Wheeler noted the village has a car that could be used. He said the collaboration would be reviewed every 90 days.
“It is a concept that I’m behind. It gets reviewed every 90 days,” said Beshara.
This would be an executive hire, so council and the RJRD would not approve the mayor’s choice, but legislation would be required to implement the agreement.
According to Waszak, the two positions are different. He said the RJRD rec director would be more like the village service director. Waszak also questioned if a person working 20 hours per week would be sufficient.
Wheeler said the RJRD would like to employ a separate person to work as park service director.
Hudak said RJRD board members and volunteers could take on most responsibilities of a service director.
Waszak added that the village had a dynamic recreation program for many years, and he would like to see it restarted.
Councilperson Chuck Boester agreed that the positions seem different.
“We don’t know if it is going to work if we don’t try,” said Wheeler.
Cortes will prepare legislation for the job sharing.
Wheeler reported that he met with local tennis expert Doug Wenger regarding the placement and the number of pickleball and tennis courts the village should construct.
At an earlier meeting, Wheeler recommended the courts be constructed on village property, just east of the Senior Center.
The zoning commission has been reviewing the zoning code regarding fences, walls and hedges in the village. Village council has been discussing the proposed changes but has not voted on the ordinance.

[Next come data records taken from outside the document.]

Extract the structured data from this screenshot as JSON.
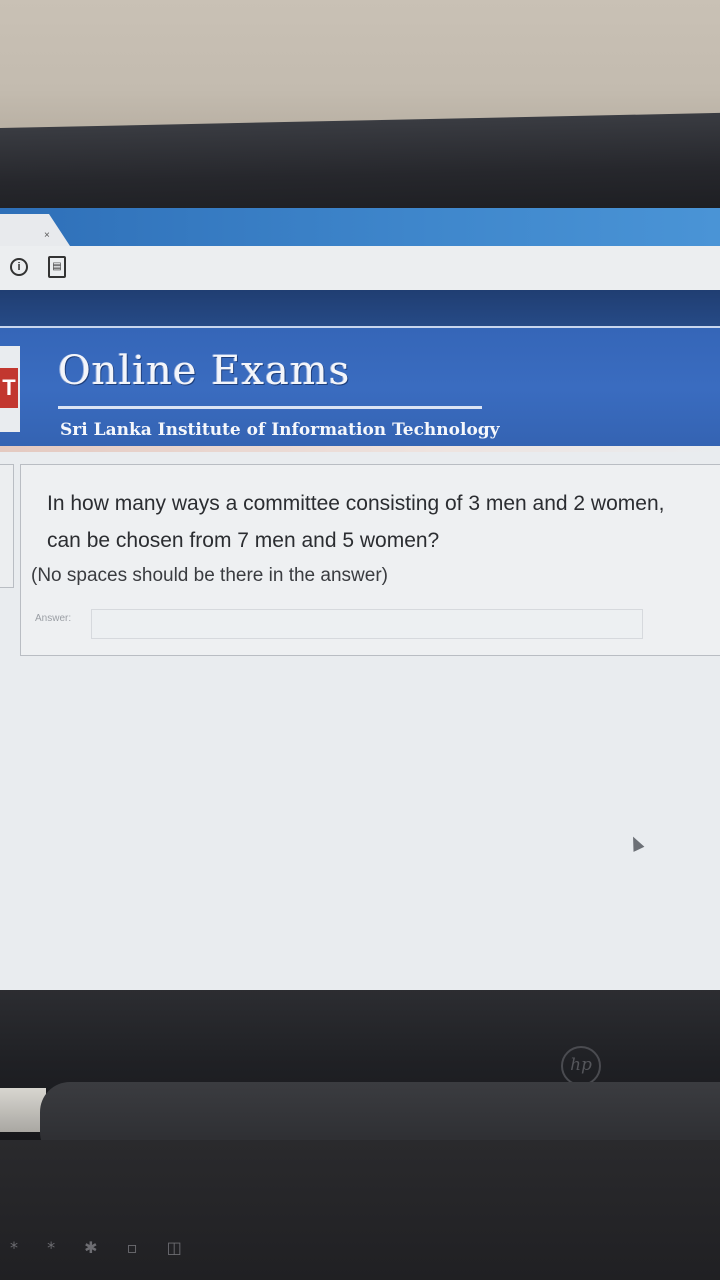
{
  "browser": {
    "tab_close_glyph": "×",
    "info_icon_glyph": "i",
    "page_icon_glyph": "▤"
  },
  "header": {
    "title": "Online Exams",
    "subtitle": "Sri Lanka Institute of Information Technology",
    "logo_letter": "T"
  },
  "question": {
    "text": "In how many ways a committee consisting of 3 men and 2 women, can be chosen from 7 men and 5 women?",
    "note": "(No spaces should be there in the answer)",
    "answer_label": "Answer:",
    "answer_value": ""
  },
  "device": {
    "brand": "hp",
    "keys": "* * ✱ ▫ ◫"
  },
  "colors": {
    "header_blue": "#3566b8",
    "tab_blue": "#3f87cc",
    "logo_red": "#c2372f"
  }
}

Greg Matta, owner of Cutting Edge Decorative Concrete, located on Brecksville Road south of the turnpike, said code requirements should be re-examined.
He said theft and damage to property should be considered when establishing the requirements. He said open fencing allows for better security.
Frank Tamaro, who put up new fencing at the former Richfield Radiator shop, has an active case before the Board of Zoning Appeals for a fence he recently installed which is not in compliance with the code.
Planning Director Brian Frantz explained that solid fences are not permitted on the property line, and front-yard fences can be no higher than three feet. He said more than 20 properties in the village have fences that are not in compliance.
Waszak said fencing should be reviewed differently for different zoning districts and security fencing should be considered.
Boester noted that chain link fencing is not permitted in the historic district.
Council did not vote on the fencing ordinance.
Frantz said it would cost about $32,000 to install a crosswalk beacon at Humphrey Road and Route 303. He said that GPD Group, the village’s engineer, selected another location on Route 303, west of the Parker Serdinak Trail, for a second flashing beacon.
In other news:
• Waszak reported that when the Eastwood barn was razed, it left a wide opening into the neighbor’s yard. The owners had offered to contribute significant money to repair the building, but the work was not done in time to save it.
Waszak suggested something be done to provide some privacy.
• Wheeler also announced the retirement of Rick Kovach, who served in the service department for 20 years.
• The mayor said he met with representatives from Charles Schwab who said they are planning an expansion in the future.
• Police Chief Michael Swanson said the department was chosen for the EMS Star Life award.
• Waszak reported that Richfield will be recognized for being a Tree City for 27 years. See article on page ??
• Interim Recreation Director Laura Toth said reservations for summer camp are almost at capacity.
• Frantz said quotes are being solicited to replace the village phone system. ∞